The omens didn’t look good as I left the house. No food for the past 4 hours, some kind of niggly virus making my throat hurt, but I’m half-heartedly preparing for a 12 mile race at the end of the month so something approaching a Sunday afternoon long run was required.

The weather was finally making an attempt at passing off as “summer”, sunshine and everything, but Epping Forest was determinedly clinging on to it’s “muddy” status. In my head I was planning on 11-12 miles and all was going swimmingly, I did about 5 and turned around to head back home.

About 40 minutes in I’d opened up a Torq gel (Strawberry Yoghurt since you’re asking) the taste giving me flashbacks from last year’s marathon and half-marathons. Despite my efforts to keep things under control, half of the sugary contents oozed over my fingers producing a sticky distraction for the rest of the run. Also, am I the only person who hates running and holding stuff? I watched the Eddie Izzard documentary last week and much as I am impressed by his multiple-marathons, I’m more amazed by the fact he manages to do them holding a little flag. That little flag would drive me to the edge of insanity. There are no bins in Epping Forest and it’s one of the few parts of West Essex that have been overlooked by the fly tippers so dropping it onto the floor is completely out if the the question. So I held onto the tiny but deeply irritating gel wrapper for what felt like a couple of ultra-marathons (probably half a mile), quickly losing my mid-run karma before realising I could tuck it away behind the elastic of my SPI belt (see, those people who say you can come up with all sorts of good ideas while out running are right).

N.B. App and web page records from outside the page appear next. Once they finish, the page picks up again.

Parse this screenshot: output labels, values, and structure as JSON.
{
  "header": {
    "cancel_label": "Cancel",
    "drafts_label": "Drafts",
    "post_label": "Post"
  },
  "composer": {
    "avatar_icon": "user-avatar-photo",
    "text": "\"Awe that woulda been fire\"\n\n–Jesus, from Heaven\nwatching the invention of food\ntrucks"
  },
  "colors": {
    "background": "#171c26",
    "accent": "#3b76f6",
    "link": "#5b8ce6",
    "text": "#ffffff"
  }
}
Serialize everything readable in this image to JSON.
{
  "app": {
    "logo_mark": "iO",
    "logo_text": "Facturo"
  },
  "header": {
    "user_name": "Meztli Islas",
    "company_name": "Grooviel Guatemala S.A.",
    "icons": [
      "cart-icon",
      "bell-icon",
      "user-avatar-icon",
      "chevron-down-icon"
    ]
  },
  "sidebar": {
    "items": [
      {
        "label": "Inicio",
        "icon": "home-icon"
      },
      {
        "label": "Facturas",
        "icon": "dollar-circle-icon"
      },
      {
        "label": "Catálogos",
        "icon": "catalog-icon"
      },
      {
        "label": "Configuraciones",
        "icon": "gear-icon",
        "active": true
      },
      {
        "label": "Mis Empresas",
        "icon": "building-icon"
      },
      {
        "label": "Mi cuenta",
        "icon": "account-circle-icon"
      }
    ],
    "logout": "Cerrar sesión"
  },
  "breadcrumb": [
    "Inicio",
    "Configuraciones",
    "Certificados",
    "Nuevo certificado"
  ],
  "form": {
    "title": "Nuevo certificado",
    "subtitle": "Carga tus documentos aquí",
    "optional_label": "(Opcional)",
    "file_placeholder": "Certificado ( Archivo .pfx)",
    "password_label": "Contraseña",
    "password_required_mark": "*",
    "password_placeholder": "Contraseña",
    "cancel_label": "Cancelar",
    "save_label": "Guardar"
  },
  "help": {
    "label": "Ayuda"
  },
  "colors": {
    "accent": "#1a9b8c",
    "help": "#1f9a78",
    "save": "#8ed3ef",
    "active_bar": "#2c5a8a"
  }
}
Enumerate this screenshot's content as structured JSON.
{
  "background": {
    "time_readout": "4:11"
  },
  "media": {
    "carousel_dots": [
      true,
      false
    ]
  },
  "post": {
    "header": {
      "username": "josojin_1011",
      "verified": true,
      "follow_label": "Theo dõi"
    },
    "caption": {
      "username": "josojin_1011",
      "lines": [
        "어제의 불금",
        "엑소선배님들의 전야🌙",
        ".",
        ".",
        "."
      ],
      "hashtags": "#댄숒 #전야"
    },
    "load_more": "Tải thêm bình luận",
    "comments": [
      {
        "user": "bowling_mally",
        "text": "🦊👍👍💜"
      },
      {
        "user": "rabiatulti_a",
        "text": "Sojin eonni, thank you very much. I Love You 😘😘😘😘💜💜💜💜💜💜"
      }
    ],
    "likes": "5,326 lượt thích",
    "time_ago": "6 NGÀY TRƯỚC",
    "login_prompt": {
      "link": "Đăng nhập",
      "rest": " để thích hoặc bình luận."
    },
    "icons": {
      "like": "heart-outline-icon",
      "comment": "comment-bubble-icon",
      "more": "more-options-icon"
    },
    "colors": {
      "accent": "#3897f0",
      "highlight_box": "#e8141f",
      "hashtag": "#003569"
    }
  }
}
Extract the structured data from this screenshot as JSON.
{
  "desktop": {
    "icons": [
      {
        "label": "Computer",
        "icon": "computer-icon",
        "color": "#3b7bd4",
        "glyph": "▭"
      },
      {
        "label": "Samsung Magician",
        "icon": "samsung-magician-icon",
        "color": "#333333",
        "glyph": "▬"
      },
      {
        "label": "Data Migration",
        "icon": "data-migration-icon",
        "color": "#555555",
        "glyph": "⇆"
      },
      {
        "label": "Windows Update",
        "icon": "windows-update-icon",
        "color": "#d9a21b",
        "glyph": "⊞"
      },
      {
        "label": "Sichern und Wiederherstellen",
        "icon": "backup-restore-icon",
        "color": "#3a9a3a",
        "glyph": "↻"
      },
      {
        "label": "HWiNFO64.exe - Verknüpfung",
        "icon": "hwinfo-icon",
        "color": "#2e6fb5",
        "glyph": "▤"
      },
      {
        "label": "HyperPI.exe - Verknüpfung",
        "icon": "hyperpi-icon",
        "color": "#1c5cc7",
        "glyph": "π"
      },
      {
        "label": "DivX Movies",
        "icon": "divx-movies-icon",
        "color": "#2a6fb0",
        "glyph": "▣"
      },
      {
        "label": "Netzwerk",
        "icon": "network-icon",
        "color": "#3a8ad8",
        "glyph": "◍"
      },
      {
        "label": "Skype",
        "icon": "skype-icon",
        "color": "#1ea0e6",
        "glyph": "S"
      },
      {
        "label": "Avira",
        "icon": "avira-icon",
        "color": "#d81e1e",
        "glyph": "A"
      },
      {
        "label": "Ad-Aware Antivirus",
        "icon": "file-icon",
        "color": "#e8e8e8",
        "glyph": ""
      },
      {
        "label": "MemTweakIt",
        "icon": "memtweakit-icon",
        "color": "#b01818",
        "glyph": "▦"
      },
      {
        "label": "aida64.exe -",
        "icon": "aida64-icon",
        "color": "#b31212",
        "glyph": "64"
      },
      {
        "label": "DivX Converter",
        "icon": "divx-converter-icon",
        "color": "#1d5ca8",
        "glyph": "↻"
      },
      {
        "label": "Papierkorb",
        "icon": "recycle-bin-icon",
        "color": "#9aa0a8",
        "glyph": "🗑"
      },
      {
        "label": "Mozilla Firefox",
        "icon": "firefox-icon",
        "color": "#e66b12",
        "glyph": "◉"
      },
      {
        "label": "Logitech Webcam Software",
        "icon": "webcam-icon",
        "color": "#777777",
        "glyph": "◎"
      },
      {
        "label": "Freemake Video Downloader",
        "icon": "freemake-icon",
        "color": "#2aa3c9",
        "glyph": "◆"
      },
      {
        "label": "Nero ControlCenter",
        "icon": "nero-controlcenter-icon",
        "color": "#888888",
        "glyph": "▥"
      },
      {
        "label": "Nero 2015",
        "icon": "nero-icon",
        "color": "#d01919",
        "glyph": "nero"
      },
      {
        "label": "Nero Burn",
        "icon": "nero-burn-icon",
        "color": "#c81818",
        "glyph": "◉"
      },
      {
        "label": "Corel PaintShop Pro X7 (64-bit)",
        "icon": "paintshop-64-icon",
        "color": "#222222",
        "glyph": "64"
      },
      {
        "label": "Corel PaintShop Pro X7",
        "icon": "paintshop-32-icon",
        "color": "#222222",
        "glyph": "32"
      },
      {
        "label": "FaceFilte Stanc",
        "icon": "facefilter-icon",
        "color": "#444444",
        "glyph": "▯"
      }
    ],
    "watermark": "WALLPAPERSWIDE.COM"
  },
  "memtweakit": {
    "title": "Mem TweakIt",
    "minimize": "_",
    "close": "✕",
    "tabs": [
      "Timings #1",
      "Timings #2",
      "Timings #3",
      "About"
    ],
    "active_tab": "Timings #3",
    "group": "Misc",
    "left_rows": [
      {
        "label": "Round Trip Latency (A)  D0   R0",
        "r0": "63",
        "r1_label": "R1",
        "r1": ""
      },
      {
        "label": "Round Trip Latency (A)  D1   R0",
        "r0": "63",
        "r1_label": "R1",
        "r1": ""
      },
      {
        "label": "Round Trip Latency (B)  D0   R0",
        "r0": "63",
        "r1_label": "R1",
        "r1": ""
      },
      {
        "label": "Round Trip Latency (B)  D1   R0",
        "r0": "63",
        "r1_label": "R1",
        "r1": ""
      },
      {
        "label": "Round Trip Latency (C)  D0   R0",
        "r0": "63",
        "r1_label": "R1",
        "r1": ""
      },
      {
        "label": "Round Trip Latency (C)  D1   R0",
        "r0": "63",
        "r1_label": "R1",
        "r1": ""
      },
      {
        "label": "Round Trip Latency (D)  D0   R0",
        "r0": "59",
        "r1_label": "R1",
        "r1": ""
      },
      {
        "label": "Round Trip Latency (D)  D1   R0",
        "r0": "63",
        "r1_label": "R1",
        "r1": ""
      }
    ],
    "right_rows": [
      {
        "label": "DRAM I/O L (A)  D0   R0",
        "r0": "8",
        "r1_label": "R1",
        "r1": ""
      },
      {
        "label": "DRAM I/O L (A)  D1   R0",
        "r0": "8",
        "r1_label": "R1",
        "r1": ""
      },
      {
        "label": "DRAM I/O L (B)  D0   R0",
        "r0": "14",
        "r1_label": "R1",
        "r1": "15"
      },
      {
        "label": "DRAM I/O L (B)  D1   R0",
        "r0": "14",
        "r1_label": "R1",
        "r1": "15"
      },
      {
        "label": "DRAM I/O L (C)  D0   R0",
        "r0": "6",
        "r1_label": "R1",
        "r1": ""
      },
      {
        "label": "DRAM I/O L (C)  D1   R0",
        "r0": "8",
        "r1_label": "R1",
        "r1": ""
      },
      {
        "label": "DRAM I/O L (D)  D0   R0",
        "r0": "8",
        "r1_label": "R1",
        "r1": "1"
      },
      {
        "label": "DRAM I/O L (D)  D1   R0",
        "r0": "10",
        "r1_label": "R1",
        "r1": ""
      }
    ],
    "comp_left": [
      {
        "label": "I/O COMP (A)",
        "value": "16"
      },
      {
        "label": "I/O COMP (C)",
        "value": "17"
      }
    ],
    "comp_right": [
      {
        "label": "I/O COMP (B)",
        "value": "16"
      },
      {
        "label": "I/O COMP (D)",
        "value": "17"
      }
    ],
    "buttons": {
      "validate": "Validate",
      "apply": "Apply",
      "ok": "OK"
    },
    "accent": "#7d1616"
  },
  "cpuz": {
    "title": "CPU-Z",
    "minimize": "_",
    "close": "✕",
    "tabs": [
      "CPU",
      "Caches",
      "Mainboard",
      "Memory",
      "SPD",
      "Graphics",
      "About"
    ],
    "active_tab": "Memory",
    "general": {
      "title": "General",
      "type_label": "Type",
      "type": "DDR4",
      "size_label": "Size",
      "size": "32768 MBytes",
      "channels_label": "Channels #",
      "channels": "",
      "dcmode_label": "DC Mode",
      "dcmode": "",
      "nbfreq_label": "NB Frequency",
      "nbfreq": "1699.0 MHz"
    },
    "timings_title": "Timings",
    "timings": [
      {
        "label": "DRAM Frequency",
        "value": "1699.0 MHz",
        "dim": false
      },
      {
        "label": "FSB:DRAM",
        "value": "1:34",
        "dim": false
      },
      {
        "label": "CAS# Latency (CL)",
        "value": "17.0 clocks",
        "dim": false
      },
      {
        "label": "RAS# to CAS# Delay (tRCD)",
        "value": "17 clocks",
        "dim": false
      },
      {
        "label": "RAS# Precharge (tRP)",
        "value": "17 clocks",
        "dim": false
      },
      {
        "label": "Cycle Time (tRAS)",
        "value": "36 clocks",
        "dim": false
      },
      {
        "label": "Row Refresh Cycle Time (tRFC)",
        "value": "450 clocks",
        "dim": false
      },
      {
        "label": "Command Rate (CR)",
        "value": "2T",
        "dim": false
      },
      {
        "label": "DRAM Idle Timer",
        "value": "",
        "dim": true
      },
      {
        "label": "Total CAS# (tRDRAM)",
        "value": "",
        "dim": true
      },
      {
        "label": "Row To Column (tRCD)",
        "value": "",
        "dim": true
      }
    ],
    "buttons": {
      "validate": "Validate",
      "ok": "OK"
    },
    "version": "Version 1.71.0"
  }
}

There was also a comedy moment where I squelched through some mud, emerging from the other side wearing only one shoe. Therefore I had to hop back into the bog to pull out the mislaid footwear which took some serious tugging until it released itself with a satisfying mud-fart. About 8 miles in I was feeling very pleased with myself as my mud splattered legs proved themselves strong enough to ease past a middle aged couple on mountain bikes but then the little wall started to rear up in the distance…

The hill I was making my way up seemed to be going on for ever until I realised I wasn’t going up a hill. Lifting up one leg at a time became more and more of a challenge and I started to have flashbacks to mile 20 in Halstead last May. This time was different however. There were no crowds cheering me on, no sponsors to disappoint, no photographers to record the humiliation. Feeling dizzy and somehow managing to stay on my feet, I decided I would stop in a few minutes time when I’d reached the respectable point of mile 10, and walk home. I checked the Garmin – only to see that I would need to keep going for another 15 minutes or so to get that far so I stopped at the less obvious landmark of 9.26 miles and “warmed down” for something like half an hour.

So what caused this mini-wall? Had I learnt anything?

  • I need to eat something at least a couple of hours before embarking on a long run
  • Feeling under the weather and a rarely experienced trail run is not the best of combinations
  • Do gels actually do anything for me? Torq gels come in some nice flavours, don’t mess up my stomach and aren’t full of chemical nasties. But I took a belt-full of them during my first marathon and the effects had seemed negligible as I’d faced an even bigger wall
  • Running in muddy forests is challenging and makes a change. However, it’s much easier to give up and walk home when you don’t have cars passing you by every few seconds. All those trees make for a skiver’s paradise